═════ Task material

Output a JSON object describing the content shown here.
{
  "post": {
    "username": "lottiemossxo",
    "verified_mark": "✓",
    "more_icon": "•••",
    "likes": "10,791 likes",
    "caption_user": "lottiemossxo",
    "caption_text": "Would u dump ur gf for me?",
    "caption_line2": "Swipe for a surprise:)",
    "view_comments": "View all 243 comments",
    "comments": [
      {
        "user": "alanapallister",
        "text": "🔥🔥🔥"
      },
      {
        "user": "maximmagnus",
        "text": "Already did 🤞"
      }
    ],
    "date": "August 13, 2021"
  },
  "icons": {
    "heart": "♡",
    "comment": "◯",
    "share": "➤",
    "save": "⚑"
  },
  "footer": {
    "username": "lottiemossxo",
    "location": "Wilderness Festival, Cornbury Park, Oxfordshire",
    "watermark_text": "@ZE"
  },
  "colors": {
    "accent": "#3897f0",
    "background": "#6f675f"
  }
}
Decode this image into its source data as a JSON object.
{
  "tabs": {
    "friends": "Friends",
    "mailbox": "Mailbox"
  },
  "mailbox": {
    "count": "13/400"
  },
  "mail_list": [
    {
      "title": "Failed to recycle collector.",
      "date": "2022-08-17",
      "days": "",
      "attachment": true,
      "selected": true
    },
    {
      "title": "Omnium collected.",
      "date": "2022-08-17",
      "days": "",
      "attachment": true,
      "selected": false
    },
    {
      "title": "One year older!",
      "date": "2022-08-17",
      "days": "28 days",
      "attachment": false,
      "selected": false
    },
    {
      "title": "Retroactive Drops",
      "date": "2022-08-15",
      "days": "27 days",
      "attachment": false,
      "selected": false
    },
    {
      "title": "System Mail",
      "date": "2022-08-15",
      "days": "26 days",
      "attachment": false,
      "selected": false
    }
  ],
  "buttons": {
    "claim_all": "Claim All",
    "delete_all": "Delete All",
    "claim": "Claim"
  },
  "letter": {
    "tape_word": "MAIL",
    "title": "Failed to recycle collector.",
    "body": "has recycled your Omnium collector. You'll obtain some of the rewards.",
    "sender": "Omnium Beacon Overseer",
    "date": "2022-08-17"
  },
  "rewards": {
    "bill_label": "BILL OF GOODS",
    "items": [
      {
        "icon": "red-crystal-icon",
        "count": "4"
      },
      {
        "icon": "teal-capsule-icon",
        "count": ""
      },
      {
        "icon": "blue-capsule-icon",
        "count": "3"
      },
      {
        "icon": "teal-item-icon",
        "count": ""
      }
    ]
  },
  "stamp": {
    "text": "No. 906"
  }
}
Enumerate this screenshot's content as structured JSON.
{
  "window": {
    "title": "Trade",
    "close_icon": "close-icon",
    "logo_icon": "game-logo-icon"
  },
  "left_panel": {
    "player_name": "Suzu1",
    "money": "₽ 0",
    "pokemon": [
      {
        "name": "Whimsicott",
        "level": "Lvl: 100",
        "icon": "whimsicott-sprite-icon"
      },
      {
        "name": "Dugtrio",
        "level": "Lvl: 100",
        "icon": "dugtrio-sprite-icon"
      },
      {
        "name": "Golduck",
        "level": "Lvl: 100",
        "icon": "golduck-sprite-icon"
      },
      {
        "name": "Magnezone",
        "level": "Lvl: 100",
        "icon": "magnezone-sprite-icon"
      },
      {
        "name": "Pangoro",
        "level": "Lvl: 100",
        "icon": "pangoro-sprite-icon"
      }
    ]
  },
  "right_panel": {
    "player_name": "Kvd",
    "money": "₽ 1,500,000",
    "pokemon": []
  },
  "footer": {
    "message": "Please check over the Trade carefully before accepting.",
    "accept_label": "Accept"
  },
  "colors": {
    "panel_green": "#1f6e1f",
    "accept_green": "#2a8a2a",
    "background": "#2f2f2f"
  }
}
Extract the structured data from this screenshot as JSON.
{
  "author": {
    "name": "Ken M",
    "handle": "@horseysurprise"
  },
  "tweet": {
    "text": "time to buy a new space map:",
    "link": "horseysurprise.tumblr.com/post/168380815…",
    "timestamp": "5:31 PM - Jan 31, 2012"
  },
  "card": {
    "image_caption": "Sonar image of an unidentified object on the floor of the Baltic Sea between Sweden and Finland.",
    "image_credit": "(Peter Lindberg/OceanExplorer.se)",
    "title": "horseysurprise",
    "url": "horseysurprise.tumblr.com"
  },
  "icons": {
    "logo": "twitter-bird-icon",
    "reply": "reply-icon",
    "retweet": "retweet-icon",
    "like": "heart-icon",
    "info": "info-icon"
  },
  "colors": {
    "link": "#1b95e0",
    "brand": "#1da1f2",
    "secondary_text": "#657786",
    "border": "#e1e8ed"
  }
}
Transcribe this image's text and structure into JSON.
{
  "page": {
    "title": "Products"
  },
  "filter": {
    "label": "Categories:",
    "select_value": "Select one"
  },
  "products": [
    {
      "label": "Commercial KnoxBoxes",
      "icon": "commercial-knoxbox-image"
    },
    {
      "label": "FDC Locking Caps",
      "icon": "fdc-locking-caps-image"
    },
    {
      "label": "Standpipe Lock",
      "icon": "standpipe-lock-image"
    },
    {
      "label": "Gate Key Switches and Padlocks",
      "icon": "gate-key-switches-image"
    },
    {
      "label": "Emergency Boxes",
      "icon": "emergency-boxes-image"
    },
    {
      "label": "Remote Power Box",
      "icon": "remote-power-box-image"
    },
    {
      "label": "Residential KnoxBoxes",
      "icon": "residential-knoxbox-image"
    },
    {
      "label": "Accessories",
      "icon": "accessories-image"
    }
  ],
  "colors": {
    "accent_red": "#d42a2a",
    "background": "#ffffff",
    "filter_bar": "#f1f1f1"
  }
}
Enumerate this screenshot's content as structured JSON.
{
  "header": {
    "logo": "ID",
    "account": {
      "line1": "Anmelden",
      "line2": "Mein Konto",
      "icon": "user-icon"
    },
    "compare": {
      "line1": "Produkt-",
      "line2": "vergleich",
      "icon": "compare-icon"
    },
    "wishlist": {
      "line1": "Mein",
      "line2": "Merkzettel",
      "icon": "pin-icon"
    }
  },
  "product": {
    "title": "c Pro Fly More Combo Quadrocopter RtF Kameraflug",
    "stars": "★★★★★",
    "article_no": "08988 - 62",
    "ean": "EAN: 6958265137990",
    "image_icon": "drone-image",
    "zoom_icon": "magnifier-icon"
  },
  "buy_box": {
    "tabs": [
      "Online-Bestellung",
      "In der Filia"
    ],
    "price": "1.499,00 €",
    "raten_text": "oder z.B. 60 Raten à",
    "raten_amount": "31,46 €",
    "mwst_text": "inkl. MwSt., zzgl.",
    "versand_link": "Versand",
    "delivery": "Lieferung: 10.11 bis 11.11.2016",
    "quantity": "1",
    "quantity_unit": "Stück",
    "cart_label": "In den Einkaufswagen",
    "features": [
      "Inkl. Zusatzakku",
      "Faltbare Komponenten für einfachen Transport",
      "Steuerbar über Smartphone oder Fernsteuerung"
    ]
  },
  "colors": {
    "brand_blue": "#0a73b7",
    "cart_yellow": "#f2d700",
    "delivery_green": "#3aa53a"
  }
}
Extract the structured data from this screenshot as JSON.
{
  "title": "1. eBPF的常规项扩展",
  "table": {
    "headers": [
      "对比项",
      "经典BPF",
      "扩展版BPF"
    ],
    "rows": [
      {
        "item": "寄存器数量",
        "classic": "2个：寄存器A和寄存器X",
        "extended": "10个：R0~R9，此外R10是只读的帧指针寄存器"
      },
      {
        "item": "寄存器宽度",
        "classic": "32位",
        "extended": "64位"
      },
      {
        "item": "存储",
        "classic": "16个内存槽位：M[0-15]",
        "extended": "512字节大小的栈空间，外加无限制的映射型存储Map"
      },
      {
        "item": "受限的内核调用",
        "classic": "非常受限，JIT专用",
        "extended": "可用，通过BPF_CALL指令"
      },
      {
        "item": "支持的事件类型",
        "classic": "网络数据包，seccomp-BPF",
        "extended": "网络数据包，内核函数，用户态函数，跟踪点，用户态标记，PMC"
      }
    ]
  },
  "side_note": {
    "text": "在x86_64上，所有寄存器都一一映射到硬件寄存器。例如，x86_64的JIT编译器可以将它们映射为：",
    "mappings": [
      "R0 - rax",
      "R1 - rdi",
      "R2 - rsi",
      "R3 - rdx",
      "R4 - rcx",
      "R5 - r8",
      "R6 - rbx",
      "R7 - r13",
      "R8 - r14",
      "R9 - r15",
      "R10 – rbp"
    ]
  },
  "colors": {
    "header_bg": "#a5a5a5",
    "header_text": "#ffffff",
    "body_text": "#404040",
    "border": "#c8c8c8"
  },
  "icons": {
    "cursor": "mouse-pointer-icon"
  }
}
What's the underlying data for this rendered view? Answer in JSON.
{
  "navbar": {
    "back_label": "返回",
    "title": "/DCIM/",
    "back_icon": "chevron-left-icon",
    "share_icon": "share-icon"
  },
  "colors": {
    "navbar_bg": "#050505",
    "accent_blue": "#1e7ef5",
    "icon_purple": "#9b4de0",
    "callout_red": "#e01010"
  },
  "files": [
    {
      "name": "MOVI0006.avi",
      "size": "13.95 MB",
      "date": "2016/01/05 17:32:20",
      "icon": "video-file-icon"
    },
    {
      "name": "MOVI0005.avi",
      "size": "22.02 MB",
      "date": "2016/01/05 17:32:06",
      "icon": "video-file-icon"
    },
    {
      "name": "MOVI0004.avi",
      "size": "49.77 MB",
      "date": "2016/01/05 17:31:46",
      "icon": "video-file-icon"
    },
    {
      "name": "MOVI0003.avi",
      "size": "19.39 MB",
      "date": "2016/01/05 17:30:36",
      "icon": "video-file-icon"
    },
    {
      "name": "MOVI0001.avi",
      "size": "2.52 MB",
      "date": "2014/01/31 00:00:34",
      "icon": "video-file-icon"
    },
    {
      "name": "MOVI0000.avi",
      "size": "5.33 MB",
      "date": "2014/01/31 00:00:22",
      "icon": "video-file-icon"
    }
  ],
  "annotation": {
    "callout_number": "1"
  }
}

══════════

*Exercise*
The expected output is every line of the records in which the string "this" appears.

*Response*
Decode this image into its source data as a JSON object.
Enumerate this screenshot's content as structured JSON.
Extract the structured data from this screenshot as JSON.
Transcribe this image's text and structure into JSON.
Enumerate this screenshot's content as structured JSON.
Extract the structured data from this screenshot as JSON.
What's the underlying data for this rendered view? Answer in JSON.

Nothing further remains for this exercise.